5) Doxa SUB 300T
As commercial diving was booming, so, too, did recreational scuba diving as a pastime for adventurous travellers. These divers still needed a reliable time reference and, although by the late 1960s there were plenty of diving watches available, most were stark timepieces based on military-spec designs. Doxa, a small brand based in Le Locle, started with a blank sheet of paper, not unlike Maloubier did for his military dive watch, and designed the perfect watch for the recreational diver. The result was the SUB 300T, one of the most completely purpose-built timepieces ever devised.

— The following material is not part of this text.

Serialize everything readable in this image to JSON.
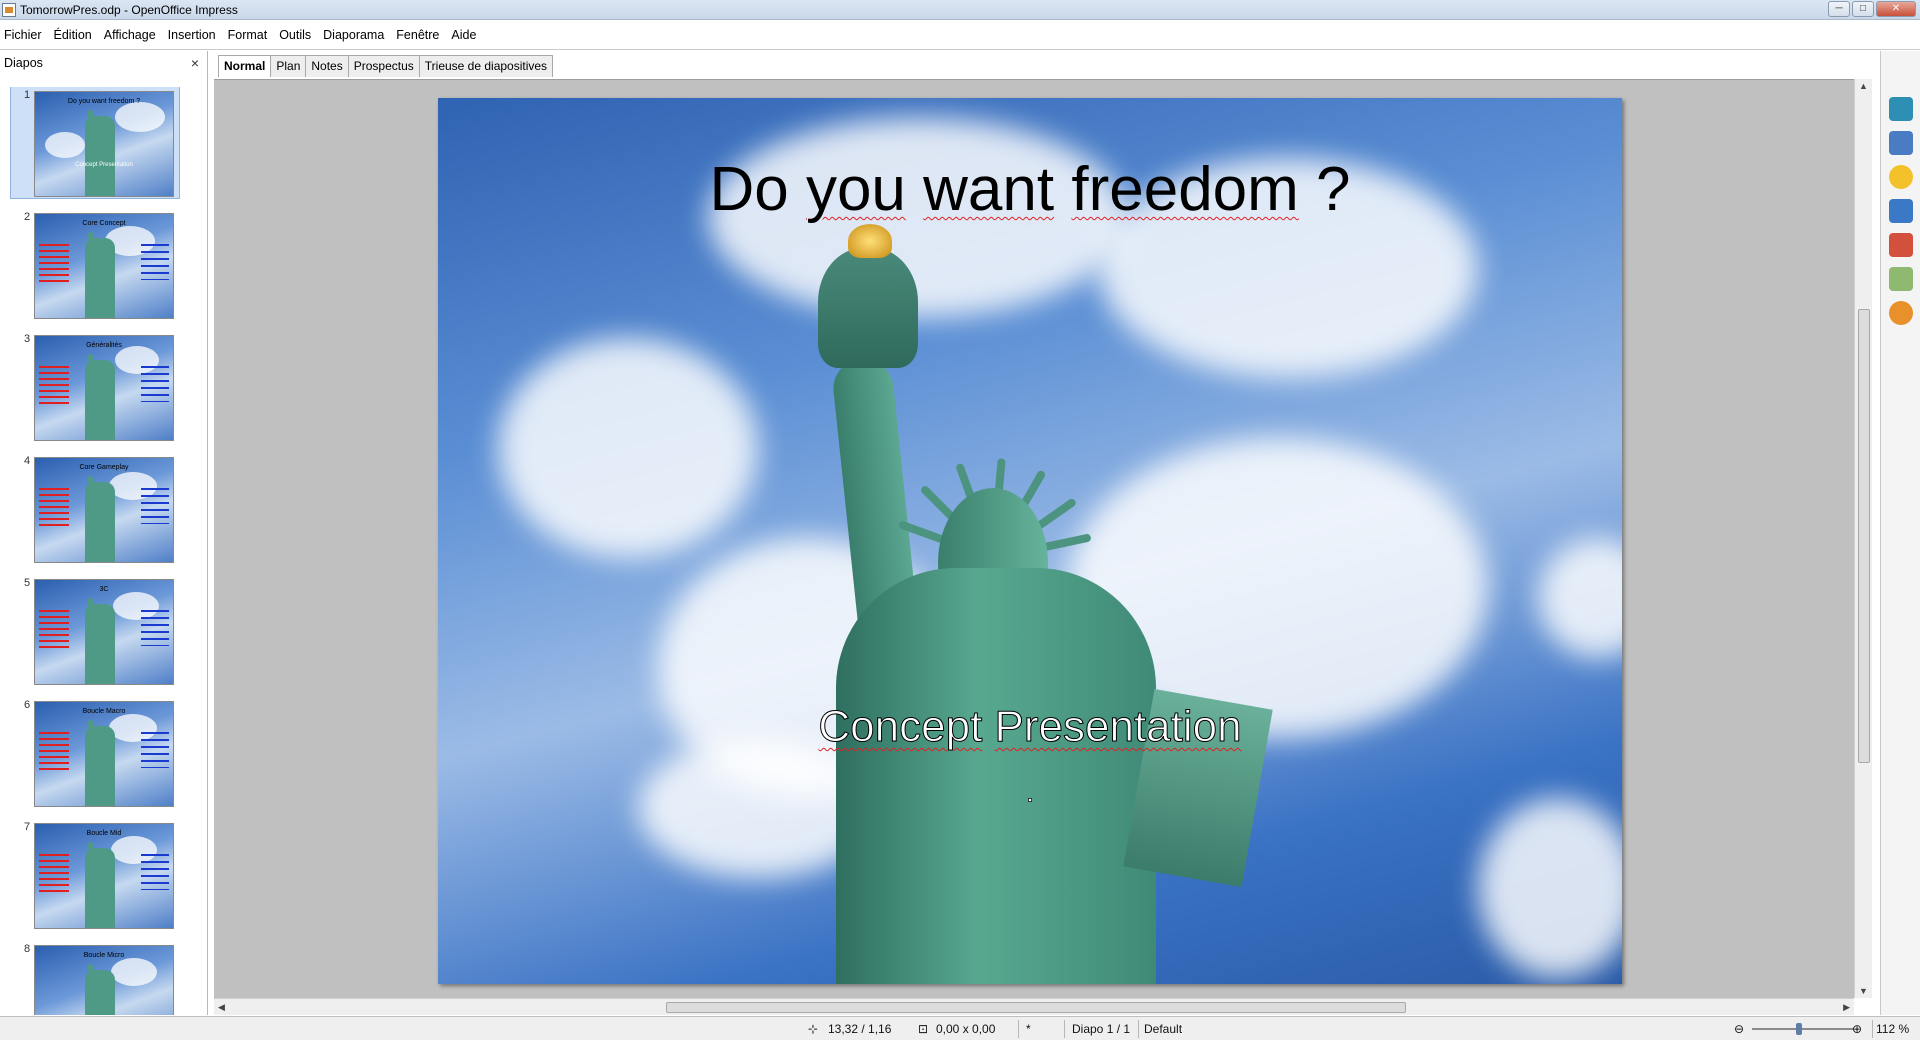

Nothing about the SUB 300T was compromised for topside use. Its trademark orange dial and huge tritium markers provided unmistakable legibility in dark or murky conditions. The hour hand, unimportant on a bottom timer, was shrunk until it was almost vestigial while the all-important minute hand was enlarged and the sweep seconds hand had a big blocky flag at its terminus. The rotating elapsed-time bezel, which stood high off the tonneau-shaped case, had a saw-tooth edge for optimum grip with wet hands and engraved on its steel surface were not only time markings but also the associated depths at which a diver could stay before having to decompress. Finally, the Doxa’s steel bracelet had a spring-loaded expanding clasp for use over a wetsuit sleeve. When it debuted, the SUB 300T was the purest form of diving watch and wearing one left little doubt as to your hobbies. So respected was the watch that Jacques Cousteau wore one and endorsed it by it exclusively wearing it through his years in the US Divers Corporation.